[DATASET RECORDS — start]

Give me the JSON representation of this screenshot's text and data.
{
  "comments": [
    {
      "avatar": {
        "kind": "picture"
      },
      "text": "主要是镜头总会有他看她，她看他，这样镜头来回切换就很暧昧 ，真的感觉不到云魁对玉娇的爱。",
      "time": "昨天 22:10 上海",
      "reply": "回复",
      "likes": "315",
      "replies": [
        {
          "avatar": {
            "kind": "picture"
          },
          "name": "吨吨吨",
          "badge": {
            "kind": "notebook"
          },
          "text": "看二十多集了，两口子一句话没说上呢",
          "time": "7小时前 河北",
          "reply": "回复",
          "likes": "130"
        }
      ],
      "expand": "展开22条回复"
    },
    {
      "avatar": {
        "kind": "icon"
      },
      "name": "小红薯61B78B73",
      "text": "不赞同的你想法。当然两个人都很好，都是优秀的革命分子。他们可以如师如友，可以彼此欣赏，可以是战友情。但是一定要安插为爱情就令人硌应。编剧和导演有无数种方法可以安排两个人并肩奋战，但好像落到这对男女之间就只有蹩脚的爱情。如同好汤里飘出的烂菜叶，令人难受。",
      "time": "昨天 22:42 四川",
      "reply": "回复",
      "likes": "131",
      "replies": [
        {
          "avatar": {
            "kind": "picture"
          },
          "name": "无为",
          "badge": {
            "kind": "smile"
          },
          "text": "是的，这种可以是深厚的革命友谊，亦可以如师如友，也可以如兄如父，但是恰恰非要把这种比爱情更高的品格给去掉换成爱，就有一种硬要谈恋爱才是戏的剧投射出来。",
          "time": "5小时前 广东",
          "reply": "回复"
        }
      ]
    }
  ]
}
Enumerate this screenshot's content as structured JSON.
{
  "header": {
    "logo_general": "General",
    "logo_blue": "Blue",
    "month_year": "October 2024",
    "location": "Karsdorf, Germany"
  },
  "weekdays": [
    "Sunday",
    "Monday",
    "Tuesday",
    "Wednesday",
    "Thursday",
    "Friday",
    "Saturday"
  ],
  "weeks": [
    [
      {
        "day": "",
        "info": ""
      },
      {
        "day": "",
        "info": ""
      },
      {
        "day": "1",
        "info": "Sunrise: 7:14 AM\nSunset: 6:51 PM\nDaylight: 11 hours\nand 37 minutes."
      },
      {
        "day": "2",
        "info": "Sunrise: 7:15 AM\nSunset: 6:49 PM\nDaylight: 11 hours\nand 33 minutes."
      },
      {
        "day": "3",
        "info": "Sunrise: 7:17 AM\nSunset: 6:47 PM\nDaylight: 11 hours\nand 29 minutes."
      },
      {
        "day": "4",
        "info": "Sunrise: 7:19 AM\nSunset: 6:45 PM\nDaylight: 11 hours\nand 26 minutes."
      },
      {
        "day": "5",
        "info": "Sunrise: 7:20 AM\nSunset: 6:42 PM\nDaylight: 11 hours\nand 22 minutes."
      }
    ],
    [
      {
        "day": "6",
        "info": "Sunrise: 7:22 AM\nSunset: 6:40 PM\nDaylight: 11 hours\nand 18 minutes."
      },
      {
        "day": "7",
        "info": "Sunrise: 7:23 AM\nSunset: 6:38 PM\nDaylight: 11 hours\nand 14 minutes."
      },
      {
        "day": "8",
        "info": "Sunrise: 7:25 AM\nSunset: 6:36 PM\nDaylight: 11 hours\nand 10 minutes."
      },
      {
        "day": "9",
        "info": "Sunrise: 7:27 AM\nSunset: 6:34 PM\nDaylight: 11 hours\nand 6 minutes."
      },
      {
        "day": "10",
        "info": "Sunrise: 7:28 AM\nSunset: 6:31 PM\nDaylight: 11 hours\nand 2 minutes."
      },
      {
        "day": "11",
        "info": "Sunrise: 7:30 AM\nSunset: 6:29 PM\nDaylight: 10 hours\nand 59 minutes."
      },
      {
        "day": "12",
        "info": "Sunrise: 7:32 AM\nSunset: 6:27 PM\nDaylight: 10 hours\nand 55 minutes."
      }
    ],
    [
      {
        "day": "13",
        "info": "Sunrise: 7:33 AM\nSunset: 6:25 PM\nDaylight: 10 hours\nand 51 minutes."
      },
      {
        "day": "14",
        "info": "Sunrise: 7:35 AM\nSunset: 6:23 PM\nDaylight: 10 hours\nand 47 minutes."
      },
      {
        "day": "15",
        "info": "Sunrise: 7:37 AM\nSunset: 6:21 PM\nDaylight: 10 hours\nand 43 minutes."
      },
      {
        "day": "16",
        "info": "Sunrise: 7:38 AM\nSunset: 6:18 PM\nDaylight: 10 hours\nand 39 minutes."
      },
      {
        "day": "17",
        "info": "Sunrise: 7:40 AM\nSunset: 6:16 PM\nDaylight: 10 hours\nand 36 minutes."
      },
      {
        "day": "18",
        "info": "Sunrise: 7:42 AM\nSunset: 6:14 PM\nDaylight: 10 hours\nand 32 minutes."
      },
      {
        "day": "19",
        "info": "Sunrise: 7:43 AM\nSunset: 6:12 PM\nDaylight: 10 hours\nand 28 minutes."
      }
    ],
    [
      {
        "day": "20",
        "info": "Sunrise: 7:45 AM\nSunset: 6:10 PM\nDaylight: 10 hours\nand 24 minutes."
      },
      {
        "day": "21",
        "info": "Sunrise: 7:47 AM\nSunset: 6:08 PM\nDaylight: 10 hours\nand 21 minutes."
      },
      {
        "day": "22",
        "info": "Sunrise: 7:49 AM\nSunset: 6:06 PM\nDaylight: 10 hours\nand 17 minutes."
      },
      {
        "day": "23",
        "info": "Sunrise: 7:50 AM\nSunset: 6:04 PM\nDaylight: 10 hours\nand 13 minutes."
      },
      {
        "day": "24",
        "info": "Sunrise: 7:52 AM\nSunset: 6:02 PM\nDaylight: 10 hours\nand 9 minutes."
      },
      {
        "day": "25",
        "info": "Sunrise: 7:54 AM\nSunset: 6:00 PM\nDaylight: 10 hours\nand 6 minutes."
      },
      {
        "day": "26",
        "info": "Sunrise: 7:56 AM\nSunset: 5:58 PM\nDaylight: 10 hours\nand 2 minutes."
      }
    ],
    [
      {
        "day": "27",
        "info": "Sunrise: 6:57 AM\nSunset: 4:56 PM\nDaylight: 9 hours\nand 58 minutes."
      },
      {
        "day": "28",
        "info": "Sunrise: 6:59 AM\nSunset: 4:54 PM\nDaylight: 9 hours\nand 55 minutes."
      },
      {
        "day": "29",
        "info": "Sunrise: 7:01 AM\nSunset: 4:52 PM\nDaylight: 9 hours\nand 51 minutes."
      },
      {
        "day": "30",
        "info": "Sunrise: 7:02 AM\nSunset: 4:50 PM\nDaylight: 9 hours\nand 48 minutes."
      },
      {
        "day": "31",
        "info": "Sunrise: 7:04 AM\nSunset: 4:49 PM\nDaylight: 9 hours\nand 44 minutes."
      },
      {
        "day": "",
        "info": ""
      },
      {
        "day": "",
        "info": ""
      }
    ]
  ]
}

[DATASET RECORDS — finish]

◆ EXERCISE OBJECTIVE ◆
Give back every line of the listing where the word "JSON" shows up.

◆ SOLUTION TO THIS PROBLEM ◆
Give me the JSON representation of this screenshot's text and data.
Enumerate this screenshot's content as structured JSON.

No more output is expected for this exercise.